1/2 cup chilled heavy cream, divided 2 large egg yolks 1/4 cup espresso or strong coffee, room temperature 1 1/2 tablespoons sugar, divided 1/8 teaspoon kosher salt 3 ounces semisweet chocolate (60-72% cacao), chopped 2 large egg whites

Beat 1/4 cup cream in medium bowl until stiff peaks form; cover and chill.
Combine egg yolks, espresso, salt, and 1 Tbsp. sugar in a large metal bowl. Set over a saucepan of gently simmering water (do not allow bowl to touch water). Cook, whisking constantly, until mixture is lighter in color and almost doubled in volume and an instant-read thermometer inserted into the mixture registers 160 degrees, about 1 minute. Remove bowl from pan. Add chocolate; whisk until melted and smooth. Let stand, whisking occasionally, until room temperature.
Using an electric mixer, beat egg whites in another medium bowl on medium speed until foamy. With mixer running, gradually beat in remaining 1 Tbsp. sugar. Increase speed to high and beat until firm peaks form. Fold egg whites into chocolate in 2 additions; fold whipped cream into mixture just to blend.
Divide mousse among 4 teacups or 4-oz. ramekins. Chill until firm, at least 2 hours and up to one day.
Before serving, whisk remaining 1/4 cup cream in a small bowl until soft peaks form; dollop over mousse.

Crème Brûlée

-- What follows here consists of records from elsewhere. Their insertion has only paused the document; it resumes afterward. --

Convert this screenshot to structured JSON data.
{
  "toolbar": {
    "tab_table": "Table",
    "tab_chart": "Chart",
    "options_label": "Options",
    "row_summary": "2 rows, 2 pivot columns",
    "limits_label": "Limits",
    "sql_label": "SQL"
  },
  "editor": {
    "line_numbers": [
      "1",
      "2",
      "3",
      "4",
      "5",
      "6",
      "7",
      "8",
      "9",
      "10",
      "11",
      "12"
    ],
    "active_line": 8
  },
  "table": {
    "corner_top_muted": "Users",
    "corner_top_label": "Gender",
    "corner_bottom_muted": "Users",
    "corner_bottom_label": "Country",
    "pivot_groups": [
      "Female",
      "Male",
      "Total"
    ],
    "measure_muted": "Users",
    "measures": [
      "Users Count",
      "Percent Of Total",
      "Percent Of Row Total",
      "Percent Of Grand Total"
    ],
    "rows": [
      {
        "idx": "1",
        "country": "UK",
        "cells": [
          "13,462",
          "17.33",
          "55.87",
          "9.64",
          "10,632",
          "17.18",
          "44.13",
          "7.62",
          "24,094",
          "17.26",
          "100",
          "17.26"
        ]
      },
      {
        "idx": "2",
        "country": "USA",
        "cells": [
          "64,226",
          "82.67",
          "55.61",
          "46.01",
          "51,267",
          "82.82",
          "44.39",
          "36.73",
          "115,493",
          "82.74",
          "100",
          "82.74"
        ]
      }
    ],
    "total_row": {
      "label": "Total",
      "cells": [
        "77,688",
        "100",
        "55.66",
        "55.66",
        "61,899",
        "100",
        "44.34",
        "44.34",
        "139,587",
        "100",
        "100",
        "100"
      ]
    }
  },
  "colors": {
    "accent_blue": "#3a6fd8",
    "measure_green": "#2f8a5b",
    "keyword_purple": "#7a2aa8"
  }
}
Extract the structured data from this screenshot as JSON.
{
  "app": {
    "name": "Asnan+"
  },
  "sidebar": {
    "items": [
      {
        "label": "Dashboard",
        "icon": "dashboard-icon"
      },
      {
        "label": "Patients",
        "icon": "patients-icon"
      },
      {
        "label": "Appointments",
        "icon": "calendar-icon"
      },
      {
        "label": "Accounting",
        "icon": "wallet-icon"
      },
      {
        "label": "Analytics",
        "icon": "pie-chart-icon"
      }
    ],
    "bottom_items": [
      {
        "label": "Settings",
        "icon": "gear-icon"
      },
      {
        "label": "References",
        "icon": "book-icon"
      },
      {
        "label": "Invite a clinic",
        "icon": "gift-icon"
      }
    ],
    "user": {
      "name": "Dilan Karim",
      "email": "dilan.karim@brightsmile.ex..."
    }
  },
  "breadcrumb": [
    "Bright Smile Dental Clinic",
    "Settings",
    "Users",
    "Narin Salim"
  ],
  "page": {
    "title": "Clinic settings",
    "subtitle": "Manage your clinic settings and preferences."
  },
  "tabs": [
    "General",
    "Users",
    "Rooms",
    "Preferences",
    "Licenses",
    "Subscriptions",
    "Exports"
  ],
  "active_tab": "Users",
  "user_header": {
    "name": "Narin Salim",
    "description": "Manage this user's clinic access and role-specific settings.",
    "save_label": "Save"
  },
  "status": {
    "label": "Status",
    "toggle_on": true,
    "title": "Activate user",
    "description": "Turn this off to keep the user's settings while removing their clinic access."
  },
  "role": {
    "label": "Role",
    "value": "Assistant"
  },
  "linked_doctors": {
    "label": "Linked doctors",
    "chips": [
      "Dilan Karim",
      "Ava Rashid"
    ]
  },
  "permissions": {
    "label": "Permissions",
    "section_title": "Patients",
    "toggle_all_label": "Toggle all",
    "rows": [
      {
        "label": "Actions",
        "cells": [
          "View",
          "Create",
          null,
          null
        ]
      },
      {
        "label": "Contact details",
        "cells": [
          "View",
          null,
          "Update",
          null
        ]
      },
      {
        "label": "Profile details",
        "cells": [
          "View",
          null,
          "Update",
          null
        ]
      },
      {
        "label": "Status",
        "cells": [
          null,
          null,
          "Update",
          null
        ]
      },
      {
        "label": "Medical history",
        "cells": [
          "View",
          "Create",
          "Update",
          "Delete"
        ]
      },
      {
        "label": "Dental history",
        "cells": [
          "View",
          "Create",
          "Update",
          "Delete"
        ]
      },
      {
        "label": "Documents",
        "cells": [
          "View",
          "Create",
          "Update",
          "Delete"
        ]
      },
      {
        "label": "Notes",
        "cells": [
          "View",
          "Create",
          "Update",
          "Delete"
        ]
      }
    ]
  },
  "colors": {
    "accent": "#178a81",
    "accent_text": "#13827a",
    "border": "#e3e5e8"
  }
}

I seem to be on a bit of a Barefoot Contessa spree, but really, this is the only crème brûlée recipe my family uses. While it actually isn't terribly difficult, it does take a bit of practice and due to the amount of heavy cream it probably isn't something you want to make on a daily basis. It is, however, an excellent dessert to make if you really want to make someone feel special (without going to all of the effort of making a three-layer cake). Crème brûlée has maintained its position as the epidemy of French dessert for all of these years for a reason -- it is classic, silky, and an utterly perfect contrast in texture and taste. Since the recipe is copyrighted, you can find it here. My only notes are these: use a vanilla bean instead of vanilla extract for stronger flavor. Additionally, if you don't have a gas torch (as I do not, although that may need to be my next kitchen investment), you can just as easily caramelize the sugar under the broiler on high. Just be sure to keep an eye on it, as it burns easily.